The first night it was held, three people showed up. One was the event’s creator, Maja Radulovic, a lover of the free-flowing Latin dance with few qualms about spinning across a largely empty dance floor.
But over time, the event began to grow, almost organically, as word spread through Facebook and word of mouth, to a point where Big Brad’s has become a unlikely destination for salsa dancers, packed with 60 to 100 swaying, twirling bodies at the height of the evening.
“I had no idea,” Radulovic said about the event’s unexpected popularity. “I was very hopeful, but confident? I’m not sure. I just wanted a lively Latin night.”

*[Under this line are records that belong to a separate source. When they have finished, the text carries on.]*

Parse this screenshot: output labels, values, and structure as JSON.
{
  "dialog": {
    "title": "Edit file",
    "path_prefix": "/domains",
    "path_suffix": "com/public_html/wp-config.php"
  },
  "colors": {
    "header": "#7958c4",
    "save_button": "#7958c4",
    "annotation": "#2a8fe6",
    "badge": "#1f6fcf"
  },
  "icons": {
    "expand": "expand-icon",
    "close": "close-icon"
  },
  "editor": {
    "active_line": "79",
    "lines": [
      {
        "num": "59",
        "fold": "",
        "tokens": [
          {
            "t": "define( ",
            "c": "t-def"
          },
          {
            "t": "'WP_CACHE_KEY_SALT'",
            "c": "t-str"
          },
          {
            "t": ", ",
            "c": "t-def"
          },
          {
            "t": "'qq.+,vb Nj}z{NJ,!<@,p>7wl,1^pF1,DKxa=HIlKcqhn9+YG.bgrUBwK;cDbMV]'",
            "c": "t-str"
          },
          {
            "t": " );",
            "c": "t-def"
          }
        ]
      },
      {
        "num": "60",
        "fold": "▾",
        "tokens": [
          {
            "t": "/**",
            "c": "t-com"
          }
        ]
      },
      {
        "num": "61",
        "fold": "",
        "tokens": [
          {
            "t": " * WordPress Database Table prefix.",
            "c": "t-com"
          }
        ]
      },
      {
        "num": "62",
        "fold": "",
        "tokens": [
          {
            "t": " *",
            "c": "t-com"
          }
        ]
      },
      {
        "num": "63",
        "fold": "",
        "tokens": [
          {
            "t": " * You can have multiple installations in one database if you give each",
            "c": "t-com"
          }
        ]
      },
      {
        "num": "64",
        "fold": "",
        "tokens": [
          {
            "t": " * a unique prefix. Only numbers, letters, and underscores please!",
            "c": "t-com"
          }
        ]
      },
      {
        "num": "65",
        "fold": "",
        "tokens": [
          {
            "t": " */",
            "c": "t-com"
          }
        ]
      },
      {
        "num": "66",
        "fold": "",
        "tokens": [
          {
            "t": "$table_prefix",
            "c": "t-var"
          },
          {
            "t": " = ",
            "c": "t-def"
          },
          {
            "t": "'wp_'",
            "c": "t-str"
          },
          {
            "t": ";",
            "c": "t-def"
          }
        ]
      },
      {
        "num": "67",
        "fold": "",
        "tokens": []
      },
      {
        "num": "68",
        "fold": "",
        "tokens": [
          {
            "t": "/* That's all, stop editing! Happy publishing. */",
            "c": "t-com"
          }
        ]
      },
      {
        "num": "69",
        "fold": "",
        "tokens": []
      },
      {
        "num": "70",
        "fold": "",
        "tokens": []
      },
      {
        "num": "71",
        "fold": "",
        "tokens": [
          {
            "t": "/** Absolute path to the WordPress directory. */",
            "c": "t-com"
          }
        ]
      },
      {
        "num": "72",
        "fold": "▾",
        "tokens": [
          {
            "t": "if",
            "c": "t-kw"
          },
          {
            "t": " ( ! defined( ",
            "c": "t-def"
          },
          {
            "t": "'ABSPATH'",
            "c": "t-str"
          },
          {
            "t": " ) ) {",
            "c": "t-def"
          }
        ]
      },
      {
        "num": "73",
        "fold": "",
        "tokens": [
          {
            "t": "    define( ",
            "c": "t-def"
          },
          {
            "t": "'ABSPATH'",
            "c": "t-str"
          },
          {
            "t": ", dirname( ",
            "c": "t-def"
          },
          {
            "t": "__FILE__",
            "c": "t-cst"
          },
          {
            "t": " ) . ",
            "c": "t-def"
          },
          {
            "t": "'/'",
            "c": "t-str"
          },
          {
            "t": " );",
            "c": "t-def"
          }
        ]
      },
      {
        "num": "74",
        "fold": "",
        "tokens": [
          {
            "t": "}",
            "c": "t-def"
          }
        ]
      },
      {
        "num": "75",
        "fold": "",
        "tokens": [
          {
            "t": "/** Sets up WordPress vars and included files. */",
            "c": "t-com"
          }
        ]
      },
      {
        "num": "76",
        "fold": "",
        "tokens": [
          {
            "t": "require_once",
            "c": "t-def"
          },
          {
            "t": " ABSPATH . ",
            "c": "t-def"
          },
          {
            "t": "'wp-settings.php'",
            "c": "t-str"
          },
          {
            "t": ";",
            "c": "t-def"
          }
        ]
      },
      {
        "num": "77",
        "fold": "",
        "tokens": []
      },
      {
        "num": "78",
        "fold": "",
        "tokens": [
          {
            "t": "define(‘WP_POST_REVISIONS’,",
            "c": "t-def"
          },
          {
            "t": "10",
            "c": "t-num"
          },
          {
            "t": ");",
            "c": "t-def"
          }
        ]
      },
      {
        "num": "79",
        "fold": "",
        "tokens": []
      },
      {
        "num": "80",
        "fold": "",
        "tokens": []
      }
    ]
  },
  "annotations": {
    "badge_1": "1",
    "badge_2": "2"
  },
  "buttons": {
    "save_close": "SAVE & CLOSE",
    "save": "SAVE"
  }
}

Before Big Brad’s, Radulovic, a Mayo Clinic research technologist and post-doctoral medical student, would go to considerable lengths to find a dancing venue. Once a week, sometimes twice, she would drive up to the Twin Cities, spinning and dancing sometimes up to four hours a night. Sometimes, she would be joined by her friend Jenny Hegland, a former University of Minnesota-Rochester teacher. Other times, she would go by herself.
“Once I started doing that, I kind of knew this is kind of serious,” said Radulovic, who was born and raised in Montenegro in southeastern Europe.
To some people, Big Brad’s might not seem the most obvious venue to host a salsa evening. It’s a quintessential, unpretentious hometown bar with a reputation for having the cheapest drinks in Rochester. But Tuesday nights were often dead, a fact that Radulovic picked up on the night she and her friends stopped by to celebrate a friend’s birthday two years ago.
For the rest of the night, they played pool and danced.
“I told (a friend), ‘I wonder if Dave would let us come back and do the same thing,'” Radulovic recalled. “There didn’t seem to be anyone there, and we could just dance there.”
Loomis said a few bar owners gave him some “grief” when they got wind of Big Brad’s Salsa Tuesdays, fearful that the event would draw the wrong crowd downtown. Other drinking establishments had hosted Latin Night-style events in the past, and their reputation became sullied when they became scenes of stabbings and other violence. It was for that reason that that Loomis had told the women that he didn’t want fliers posted.
Loomis said he tells the other bar owners to come and see for themselves. “It’s just people having fun,” he said. Even so, when people call asking about the bar’s Latin night, Loomis quickly corrects them. “I tell them straight up, ‘I have a Salsa Dance Night,'” he tells them.
“It fueled itself,” Loomis said. “There isn’t a lot going on on Tuesday nights, so when people are out and about, they poke their head in here, and they see a big group of girls dancing. They built that up. There is a large Latin community in Rochester.”
Salsa Tuesdays, of course, has its upside for the bar, turning a once quiet bar night into a lively evening that is good for the bar’s bottom line.
“At the end of the night, when they’re leaving, they’re saying, ‘Thanks for having this.’ A lot of them say that,” Loomis said.